Desperate workers

So far there are no official pronouncements, but it is widely believed that the company is holding out for new concessions from the government in return for a commitment not to move its banana production to lower-cost countries. The situation of the idled workers is becoming desperate. Year-end bonuses and vacation pay have helped to tide them over for a couple of months. A prolonged idleness will mean hunger and social unrest.

Clearly the victims of Hurricane Mitch in Honduras cannot expect any significant recovery in the short term. Yet they are not totally without friends. As in Nicaragua, the disaster has evoked a strong response from international nongovernmental organizations, especially those of Europe where even small countries like Finland, Denmark and Ireland have responded generously. With their encouragement, national nongovernmental organizations have formed coalitions to coordinate relief and rebuilding efforts.

The nongovernmental organizations are committed to long-term programs. They stress and seek to foster the solidarity that sustains poor people and which neoliberalism works to destroy. One of their priorities is to ensure that aid does not foster dependency. With this in mind, a coalition of Protestant and Catholic agencies that derives most of its funding from Protestant sources is promoting a “solidarity network” to improve women’s self-image. Neighbors are encouraged to form groups of four families. Three mothers can go out to work while the fourth cares for the children and is paid in food for her family and herself.

Another nongovernmental organization, called COMAR and headquartered in Siguatepeque, provides technical -- especially marketing -- services for peasant producers through a national network of 50 organizations. A project of the Catholic and Mennonite churches, it negotiates the sale of its members’ produce and distributes to some 500 retail shops around the country. It also promotes handicrafts and natural medicines.

ANDAR, still another organization, is developing an ambitious project in Olanchito on the northern coast in cooperation with the Costa Rican ARIAS Foundation and the World Union for the Conservation of the Environment. The project provides technical assistance, basic tools and seeds. The idea is to enable women, who have been involved in the planning from the outset, to create patio gardens, both for their own food and to supply the local market. Child care centers, as well as such facilities as electric corn grinders and community wells will free the women to work their gardens. The project will reach communities that include 10,000 people of whom two-thirds are children.

Hondurans have one other source of relief in the short term. Remittances from young people working in the United States already amount to $400,000 a year. With the massive migration northward in the last three months, it is anticipated that by the end of next year the total will exceed the $1 billion that El Salvador has been receiving steadily for many years now.
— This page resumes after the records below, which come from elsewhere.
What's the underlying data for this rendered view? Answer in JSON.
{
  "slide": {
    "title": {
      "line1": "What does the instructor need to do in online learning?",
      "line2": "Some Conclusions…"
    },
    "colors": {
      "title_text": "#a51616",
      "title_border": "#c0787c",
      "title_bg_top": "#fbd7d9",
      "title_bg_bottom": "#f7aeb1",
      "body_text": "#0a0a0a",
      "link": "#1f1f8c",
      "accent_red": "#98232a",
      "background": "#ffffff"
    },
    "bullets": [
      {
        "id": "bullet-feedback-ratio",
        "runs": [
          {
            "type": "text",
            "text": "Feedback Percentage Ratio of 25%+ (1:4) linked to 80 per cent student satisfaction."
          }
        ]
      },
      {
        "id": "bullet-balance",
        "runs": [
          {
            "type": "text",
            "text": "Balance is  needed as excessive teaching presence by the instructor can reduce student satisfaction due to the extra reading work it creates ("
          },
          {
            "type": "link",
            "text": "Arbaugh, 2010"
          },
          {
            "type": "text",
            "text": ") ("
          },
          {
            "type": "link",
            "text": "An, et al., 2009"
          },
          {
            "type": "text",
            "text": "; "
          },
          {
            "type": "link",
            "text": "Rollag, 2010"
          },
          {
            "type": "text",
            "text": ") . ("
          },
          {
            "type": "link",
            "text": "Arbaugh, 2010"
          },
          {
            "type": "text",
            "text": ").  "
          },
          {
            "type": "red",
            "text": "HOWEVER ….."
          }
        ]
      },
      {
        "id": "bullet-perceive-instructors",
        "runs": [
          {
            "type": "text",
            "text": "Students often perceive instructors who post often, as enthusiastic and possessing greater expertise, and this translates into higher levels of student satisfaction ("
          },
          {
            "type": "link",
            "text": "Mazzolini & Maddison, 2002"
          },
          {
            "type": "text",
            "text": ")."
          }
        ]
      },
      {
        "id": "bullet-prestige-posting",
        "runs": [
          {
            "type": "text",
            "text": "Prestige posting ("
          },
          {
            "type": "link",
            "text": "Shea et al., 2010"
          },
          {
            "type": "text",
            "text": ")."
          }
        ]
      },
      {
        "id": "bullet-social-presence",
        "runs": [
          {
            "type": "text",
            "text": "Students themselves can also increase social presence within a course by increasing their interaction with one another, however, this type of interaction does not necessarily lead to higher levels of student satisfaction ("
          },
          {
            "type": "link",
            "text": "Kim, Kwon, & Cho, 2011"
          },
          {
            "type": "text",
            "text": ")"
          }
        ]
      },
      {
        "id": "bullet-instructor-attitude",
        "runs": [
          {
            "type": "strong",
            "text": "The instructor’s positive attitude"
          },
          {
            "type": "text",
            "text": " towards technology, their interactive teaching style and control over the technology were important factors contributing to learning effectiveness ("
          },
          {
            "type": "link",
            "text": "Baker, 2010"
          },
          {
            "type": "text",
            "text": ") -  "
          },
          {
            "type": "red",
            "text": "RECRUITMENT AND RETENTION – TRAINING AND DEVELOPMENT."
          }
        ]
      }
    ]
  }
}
It is true that militarization of the U.S. southern border grows apace, but throughout history neither walls nor armies have been able to stop hungry people.

Gary MacEoin’s E-mail address is gmaceoi@compuserve.com

National Catholic Reporter, April 30, 1999